It's also important to have lab tests performed when a pet is healthy, so the veterinarian has a baseline to compare results when/if your pet does become ill. It's important to note that lab tests must be coupled with a complete physical examination and patient history from the owner to be of the most use.

Sometimes we can come to a definitive diagnosis with routine blood work, but oftentimes we find changes in blood work that lead us to do more diagnostic testing to come to a definitive diagnosis. When we don't get an absolute answer from blood work, it helps guide us as to what the next diagnostic steps should be (radiographs, ultrasound or more specific blood testing).

Question: What kinds of things can a complete blood count (CBC) tell a vet about the health of my dog? What should a vet be looking for?

Answer: Usually a CBC and either a full or partial chemistry panel is done, sometimes with pancreatic enzymes and a T4 (thyroid level).

A CBC evaluates the number of red blood cells, white blood cells and platelets, along with the concentration of red blood cells (hematocrit or PCV) and hemoglobin levels.
Abnormal changes on a CBC could include anemia (low red blood-cell count), leukocytosis (high white blood-cell count) or thrombocytopenia (low platelets). Anemia has a wide range of causes, and finding a low red blood-cell count, depending on the severity, usually warrants searching for a cause.

There are five different types of white blood cells, and elevated or low counts in each can mean different things.

For example, neutrophils are the most common elevated white blood cells because they are one of the first responders to any type of inflammation, including infection. Eosinophils, another type of white blood cells, are typically elevated with parasitic or allergic diseases.

Platelets are very important in normal clotting. A significant decrease in platelets can lead to life-threatening, spontaneous bleeding. There are many causes of decreased platelets, including infectious diseases and immune-mediated diseases, such as ehrlichiosis, a tick-borne bacterial infection, and immune-mediated thrombocytopenia.

Much more information can be gained from a CBC. The ones I just mentioned are only a few examples of some of the more common changes that we find.

A chemistry panel usually includes testing of liver enzymes, kidney values, glucose, electrolytes and protein levels.

Elevations in liver enzymes can be caused by a number of different issues and may warrant either monitoring or further testing, depending on which enzymes are elevated and how much. Inflammatory disease of the liver, endocrine diseases such as Cushing's, toxin ingestion and cancer are just a few things that could cause elevations in liver values.

The two most common reasons for elevations in both kidney values (BUN and creatinine) are dehydration and damage to the kidneys.

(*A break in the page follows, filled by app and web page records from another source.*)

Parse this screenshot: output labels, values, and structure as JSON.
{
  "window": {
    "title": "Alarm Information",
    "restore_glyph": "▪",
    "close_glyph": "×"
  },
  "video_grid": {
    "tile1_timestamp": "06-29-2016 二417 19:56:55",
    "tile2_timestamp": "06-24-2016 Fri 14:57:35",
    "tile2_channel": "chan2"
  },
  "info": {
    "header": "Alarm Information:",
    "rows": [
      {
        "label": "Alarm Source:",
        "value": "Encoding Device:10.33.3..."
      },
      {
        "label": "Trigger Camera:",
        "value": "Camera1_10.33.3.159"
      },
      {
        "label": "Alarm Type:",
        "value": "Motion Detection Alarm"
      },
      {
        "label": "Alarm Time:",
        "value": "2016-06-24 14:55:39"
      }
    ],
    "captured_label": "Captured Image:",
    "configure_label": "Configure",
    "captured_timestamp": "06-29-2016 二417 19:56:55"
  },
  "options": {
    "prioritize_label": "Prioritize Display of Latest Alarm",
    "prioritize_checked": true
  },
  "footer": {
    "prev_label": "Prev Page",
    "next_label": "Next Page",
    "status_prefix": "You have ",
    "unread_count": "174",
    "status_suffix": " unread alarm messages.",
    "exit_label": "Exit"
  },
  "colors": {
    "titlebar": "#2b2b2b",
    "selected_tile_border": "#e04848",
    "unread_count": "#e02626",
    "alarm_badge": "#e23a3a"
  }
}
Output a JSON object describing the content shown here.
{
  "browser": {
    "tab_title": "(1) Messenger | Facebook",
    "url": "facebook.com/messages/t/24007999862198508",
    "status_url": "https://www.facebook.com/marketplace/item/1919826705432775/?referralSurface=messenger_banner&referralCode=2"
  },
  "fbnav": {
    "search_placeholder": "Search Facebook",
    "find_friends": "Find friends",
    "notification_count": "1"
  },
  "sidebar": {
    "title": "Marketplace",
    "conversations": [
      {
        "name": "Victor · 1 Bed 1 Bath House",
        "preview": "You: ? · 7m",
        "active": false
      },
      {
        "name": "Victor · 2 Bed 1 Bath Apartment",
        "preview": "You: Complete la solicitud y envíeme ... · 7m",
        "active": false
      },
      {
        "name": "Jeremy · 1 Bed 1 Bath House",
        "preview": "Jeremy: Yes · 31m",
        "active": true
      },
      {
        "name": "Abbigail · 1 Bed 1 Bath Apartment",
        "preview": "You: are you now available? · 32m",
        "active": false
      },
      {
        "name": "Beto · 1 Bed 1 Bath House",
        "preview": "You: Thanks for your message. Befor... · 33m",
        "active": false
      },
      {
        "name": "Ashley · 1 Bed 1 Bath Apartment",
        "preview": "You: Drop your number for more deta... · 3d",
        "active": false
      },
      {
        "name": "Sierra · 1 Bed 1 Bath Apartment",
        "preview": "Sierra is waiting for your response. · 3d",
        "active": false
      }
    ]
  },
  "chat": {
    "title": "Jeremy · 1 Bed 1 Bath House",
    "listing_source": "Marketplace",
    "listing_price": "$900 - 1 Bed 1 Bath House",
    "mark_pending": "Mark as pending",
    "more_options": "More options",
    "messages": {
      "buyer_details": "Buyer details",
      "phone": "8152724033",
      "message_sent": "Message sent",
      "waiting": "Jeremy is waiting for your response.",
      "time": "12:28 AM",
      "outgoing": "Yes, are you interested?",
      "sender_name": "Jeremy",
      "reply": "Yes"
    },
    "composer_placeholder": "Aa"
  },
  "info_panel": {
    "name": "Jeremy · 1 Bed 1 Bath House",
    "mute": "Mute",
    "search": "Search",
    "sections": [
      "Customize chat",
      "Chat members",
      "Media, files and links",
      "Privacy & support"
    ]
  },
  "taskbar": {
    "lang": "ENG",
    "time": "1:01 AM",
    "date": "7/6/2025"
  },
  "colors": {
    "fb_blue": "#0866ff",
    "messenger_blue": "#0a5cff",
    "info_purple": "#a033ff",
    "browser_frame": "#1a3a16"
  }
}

The most common cause of damage to the kidneys in older pets - cats in particular - is chronic renal failure. This is where a urine sample becomes very important.

The concentration of the urine, or urine specific gravity, helps us to differentiate between dehydration and kidney failure. A dehydrated animal will have very concentrated urine, while an animal in kidney failure will have dilute urine.

Probably the most common change we see in glucose is elevation from diabetes, though there are a few other diseases where we find a low blood glucose (which can be life-threatening).